OK, so here's the thing that really threw me. This month, when they sent me said letter, it listed a bunch of reasons why my credit isn't good enough. There were the usual "too much debt" and "ratio of debt to available credit is too high" (which I've always suspected is a more complicated equation than a "ratio," since I'm using barely any of my available credit).

There was also a bullet point that said
  • The credit risk associated with customers who previously had residential loan(s) with lender(s) as indicated in your credit report.
Wait, what? They're basing my credit on the actions of other people who've used the same mortgage company(ies) as I have?! Even though I've never had a late payment on my mortgage? How is that legal? I thought that credit decisions had to be based on one's actual history, not by any sort of profiling. Are people also allowed to deny me credit if I start shopping at Fingerhut or Rent-a-Center or other places notorious for bad debts, even though I have a good credit history? Wouldn't that constitute discrimination?

Based on what I know of financial laws (not much), I'm guessing there's some sort of loophole that allows them to profile people like this. Does anyone have more info?


One of the many ridiculous things MassHealth is doing to save money

When someone applies for MassHealth on the basis of having a disability, they have to fill out this patronizing disability supplement form where it asks, among other things, how often the person does things such as bowling, hunting, and fishing. Apparently not hunting or fishing frequently is some sort of indicator of impairment. The individual also signs consent forms to obtain medical records from any present or past providers s/he wishes.
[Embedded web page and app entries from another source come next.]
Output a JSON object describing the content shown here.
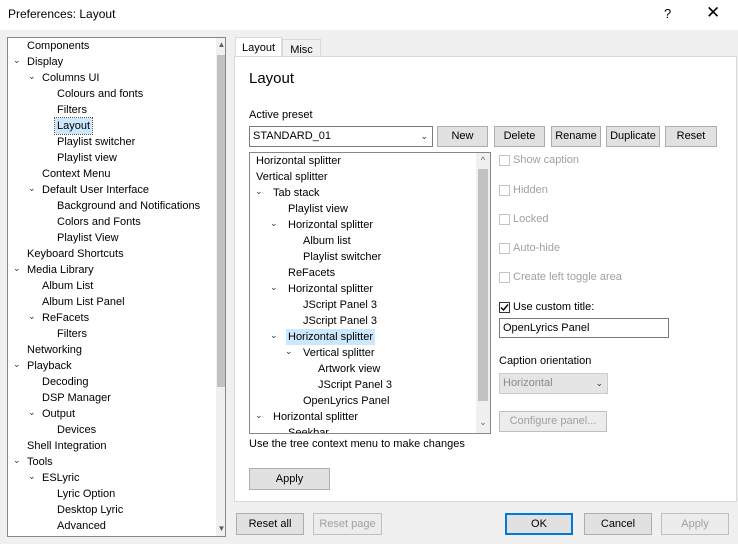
{
  "window": {
    "title": "Preferences: Layout",
    "help_glyph": "?",
    "close_glyph": "✕"
  },
  "nav_tree": [
    {
      "label": "Components",
      "depth": 0,
      "toggle": ""
    },
    {
      "label": "Display",
      "depth": 0,
      "toggle": "⌄"
    },
    {
      "label": "Columns UI",
      "depth": 1,
      "toggle": "⌄"
    },
    {
      "label": "Colours and fonts",
      "depth": 2,
      "toggle": ""
    },
    {
      "label": "Filters",
      "depth": 2,
      "toggle": ""
    },
    {
      "label": "Layout",
      "depth": 2,
      "toggle": "",
      "selected": true
    },
    {
      "label": "Playlist switcher",
      "depth": 2,
      "toggle": ""
    },
    {
      "label": "Playlist view",
      "depth": 2,
      "toggle": ""
    },
    {
      "label": "Context Menu",
      "depth": 1,
      "toggle": ""
    },
    {
      "label": "Default User Interface",
      "depth": 1,
      "toggle": "⌄"
    },
    {
      "label": "Background and Notifications",
      "depth": 2,
      "toggle": ""
    },
    {
      "label": "Colors and Fonts",
      "depth": 2,
      "toggle": ""
    },
    {
      "label": "Playlist View",
      "depth": 2,
      "toggle": ""
    },
    {
      "label": "Keyboard Shortcuts",
      "depth": 0,
      "toggle": ""
    },
    {
      "label": "Media Library",
      "depth": 0,
      "toggle": "⌄"
    },
    {
      "label": "Album List",
      "depth": 1,
      "toggle": ""
    },
    {
      "label": "Album List Panel",
      "depth": 1,
      "toggle": ""
    },
    {
      "label": "ReFacets",
      "depth": 1,
      "toggle": "⌄"
    },
    {
      "label": "Filters",
      "depth": 2,
      "toggle": ""
    },
    {
      "label": "Networking",
      "depth": 0,
      "toggle": ""
    },
    {
      "label": "Playback",
      "depth": 0,
      "toggle": "⌄"
    },
    {
      "label": "Decoding",
      "depth": 1,
      "toggle": ""
    },
    {
      "label": "DSP Manager",
      "depth": 1,
      "toggle": ""
    },
    {
      "label": "Output",
      "depth": 1,
      "toggle": "⌄"
    },
    {
      "label": "Devices",
      "depth": 2,
      "toggle": ""
    },
    {
      "label": "Shell Integration",
      "depth": 0,
      "toggle": ""
    },
    {
      "label": "Tools",
      "depth": 0,
      "toggle": "⌄"
    },
    {
      "label": "ESLyric",
      "depth": 1,
      "toggle": "⌄"
    },
    {
      "label": "Lyric Option",
      "depth": 2,
      "toggle": ""
    },
    {
      "label": "Desktop Lyric",
      "depth": 2,
      "toggle": ""
    },
    {
      "label": "Advanced",
      "depth": 2,
      "toggle": ""
    }
  ],
  "tabs": {
    "layout": "Layout",
    "misc": "Misc"
  },
  "page": {
    "heading": "Layout",
    "active_preset_label": "Active preset",
    "preset_value": "STANDARD_01",
    "buttons": {
      "new": "New",
      "delete": "Delete",
      "rename": "Rename",
      "duplicate": "Duplicate",
      "reset": "Reset"
    },
    "hint": "Use the tree context menu to make changes",
    "apply": "Apply"
  },
  "layout_tree": [
    {
      "label": "Horizontal splitter",
      "depth": 0,
      "toggle": ""
    },
    {
      "label": "Vertical splitter",
      "depth": 0,
      "toggle": "⌄"
    },
    {
      "label": "Tab stack",
      "depth": 1,
      "toggle": "⌄"
    },
    {
      "label": "Playlist view",
      "depth": 2,
      "toggle": ""
    },
    {
      "label": "Horizontal splitter",
      "depth": 2,
      "toggle": "⌄"
    },
    {
      "label": "Album list",
      "depth": 3,
      "toggle": ""
    },
    {
      "label": "Playlist switcher",
      "depth": 3,
      "toggle": ""
    },
    {
      "label": "ReFacets",
      "depth": 2,
      "toggle": ""
    },
    {
      "label": "Horizontal splitter",
      "depth": 2,
      "toggle": "⌄"
    },
    {
      "label": "JScript Panel 3",
      "depth": 3,
      "toggle": ""
    },
    {
      "label": "JScript Panel 3",
      "depth": 3,
      "toggle": ""
    },
    {
      "label": "Horizontal splitter",
      "depth": 2,
      "toggle": "⌄",
      "selected": true
    },
    {
      "label": "Vertical splitter",
      "depth": 3,
      "toggle": "⌄"
    },
    {
      "label": "Artwork view",
      "depth": 4,
      "toggle": ""
    },
    {
      "label": "JScript Panel 3",
      "depth": 4,
      "toggle": ""
    },
    {
      "label": "OpenLyrics Panel",
      "depth": 3,
      "toggle": ""
    },
    {
      "label": "Horizontal splitter",
      "depth": 1,
      "toggle": "⌄"
    },
    {
      "label": "Seekbar",
      "depth": 2,
      "toggle": ""
    }
  ],
  "options": {
    "show_caption": "Show caption",
    "hidden": "Hidden",
    "locked": "Locked",
    "auto_hide": "Auto-hide",
    "left_toggle": "Create left toggle area",
    "use_custom_title": "Use custom title:",
    "custom_title_value": "OpenLyrics Panel",
    "caption_orientation_label": "Caption orientation",
    "caption_orientation_value": "Horizontal",
    "configure_panel": "Configure panel..."
  },
  "footer": {
    "reset_all": "Reset all",
    "reset_page": "Reset page",
    "ok": "OK",
    "cancel": "Cancel",
    "apply": "Apply"
  }
}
After they get the form, they send back a confirmation saying that the form was received on X date, and if the person is determined to be eligible, the benefits will be effective on that date.
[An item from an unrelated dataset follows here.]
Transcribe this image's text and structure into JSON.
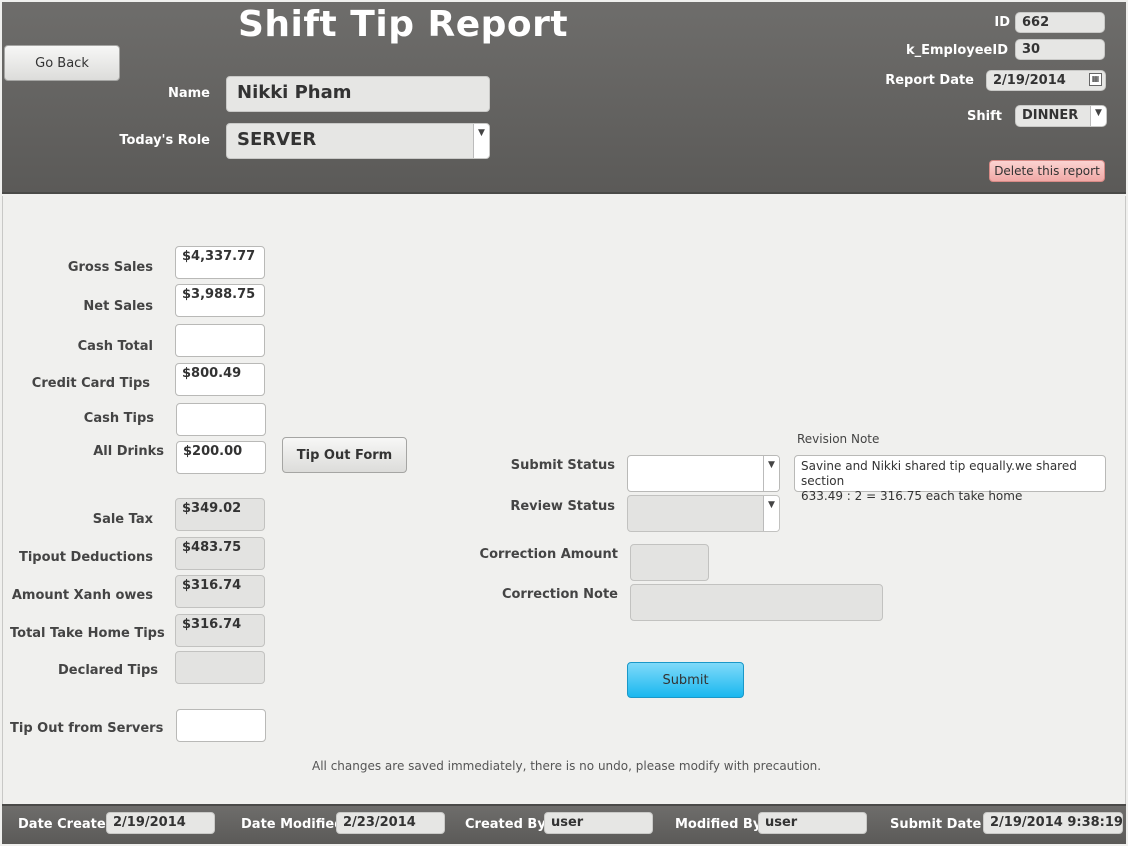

Less than three weeks after that date, the person receives a letter from MassHealth stating that they were unable to determine that the person has a disability based on the medical records received. The letter lists the names of the providers from whom they have not received medical records.

Naturally, they list ALL of the providers. Because there's no way they could have sent away for medical records and then expected to receive them with that short of a turnaround. Most private providers don't immediately send them without some review, and a hospital or clinic setting has a medical records department and takes several weeks to process the request.

The letter then goes on to state that since the not-yet-received medical records did not indicate that the person has a disability, MassHealth has scheduled an appointment for the applicant to see one of the disability evaluation services doctors. Clearly, this is going to lead to considerably fewer people being determined eligible, since many (most?) disabilities involve a complex history over time, and most people with a type of disability that would need evaluating at all are going to be asymptomatic on any given day. (People who have an easily defined condition such as blindness will usually already have an official determination of this, so MassHealth is mostly going to be evaluating people with psychiatric disabilities or chronic systemic issues -- things that cause loss of function when they flare up, but don't show up much of the time). They're going to make their determinations without records of a person's emergency room visits when their heart condition or bipolar disorder or epilepsy was out of control on that particular day.


Instead of posting actual content, I'm going to talk about the drink I just made




I pretty much mixed all the remaining liquid items in the fridge together. It's 12oz of Mike's Cranberry, about 10ish ounces of OJ, 3ish ounces of yellow Vitamin Water, 3ish ounces of Trader Joe's green apple Italian soda, and 2ish ounces of sour apple schnapps.

It's amazing. Except now I've used up all our beverages. Hmm.

Note: This was clearly not intended to be an alcoholic beverage, but rather more of a thirst-quenching beverage. I don't do fruity girly drinks unless they have a lot of vodka in them.